Write the data below out exactly as it stands. Do not include the pictures.

[Data extract Boundary: Start]

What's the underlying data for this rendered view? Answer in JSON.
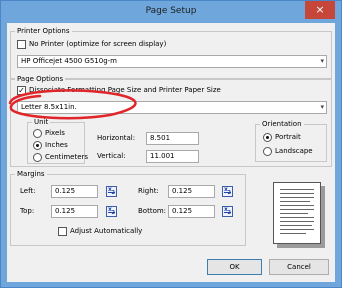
{
  "window": {
    "title": "Page Setup",
    "close_glyph": "×"
  },
  "printer_options": {
    "title": "Printer Options",
    "no_printer_label": "No Printer (optimize for screen display)",
    "no_printer_checked": false,
    "printer_selected": "HP Officejet 4500 G510g-m"
  },
  "page_options": {
    "title": "Page Options",
    "dissociate_label": "Dissociate Formatting Page Size and Printer Paper Size",
    "dissociate_checked": true,
    "page_size_selected": "Letter 8.5x11in."
  },
  "unit": {
    "title": "Unit",
    "options": [
      "Pixels",
      "Inches",
      "Centimeters"
    ],
    "selected": "Inches"
  },
  "size": {
    "horizontal_label": "Horizontal:",
    "horizontal_value": "8.501",
    "vertical_label": "Vertical:",
    "vertical_value": "11.001"
  },
  "orientation": {
    "title": "Orientation",
    "options": [
      "Portrait",
      "Landscape"
    ],
    "selected": "Portrait"
  },
  "margins": {
    "title": "Margins",
    "left_label": "Left:",
    "left_value": "0.125",
    "right_label": "Right:",
    "right_value": "0.125",
    "top_label": "Top:",
    "top_value": "0.125",
    "bottom_label": "Bottom:",
    "bottom_value": "0.125",
    "calc_x": "x",
    "calc_n": "2",
    "adjust_label": "Adjust Automatically",
    "adjust_checked": false
  },
  "buttons": {
    "ok": "OK",
    "cancel": "Cancel"
  },
  "colors": {
    "titlebar": "#6fa7dc",
    "close": "#c7463a",
    "annotation": "#e0262b"
  },
  "icons": {
    "calc": "x-over-2-icon",
    "preview": "page-preview-icon"
  }
}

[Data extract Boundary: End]

Solution
What's the underlying data for this rendered view? Answer in JSON.
{
  "window": {
    "title": "Page Setup",
    "close_glyph": "×"
  },
  "printer_options": {
    "title": "Printer Options",
    "no_printer_label": "No Printer (optimize for screen display)",
    "no_printer_checked": false,
    "printer_selected": "HP Officejet 4500 G510g-m"
  },
  "page_options": {
    "title": "Page Options",
    "dissociate_label": "Dissociate Formatting Page Size and Printer Paper Size",
    "dissociate_checked": true,
    "page_size_selected": "Letter 8.5x11in."
  },
  "unit": {
    "title": "Unit",
    "options": [
      "Pixels",
      "Inches",
      "Centimeters"
    ],
    "selected": "Inches"
  },
  "size": {
    "horizontal_label": "Horizontal:",
    "horizontal_value": "8.501",
    "vertical_label": "Vertical:",
    "vertical_value": "11.001"
  },
  "orientation": {
    "title": "Orientation",
    "options": [
      "Portrait",
      "Landscape"
    ],
    "selected": "Portrait"
  },
  "margins": {
    "title": "Margins",
    "left_label": "Left:",
    "left_value": "0.125",
    "right_label": "Right:",
    "right_value": "0.125",
    "top_label": "Top:",
    "top_value": "0.125",
    "bottom_label": "Bottom:",
    "bottom_value": "0.125",
    "calc_x": "x",
    "calc_n": "2",
    "adjust_label": "Adjust Automatically",
    "adjust_checked": false
  },
  "buttons": {
    "ok": "OK",
    "cancel": "Cancel"
  },
  "colors": {
    "titlebar": "#6fa7dc",
    "close": "#c7463a",
    "annotation": "#e0262b"
  },
  "icons": {
    "calc": "x-over-2-icon",
    "preview": "page-preview-icon"
  }
}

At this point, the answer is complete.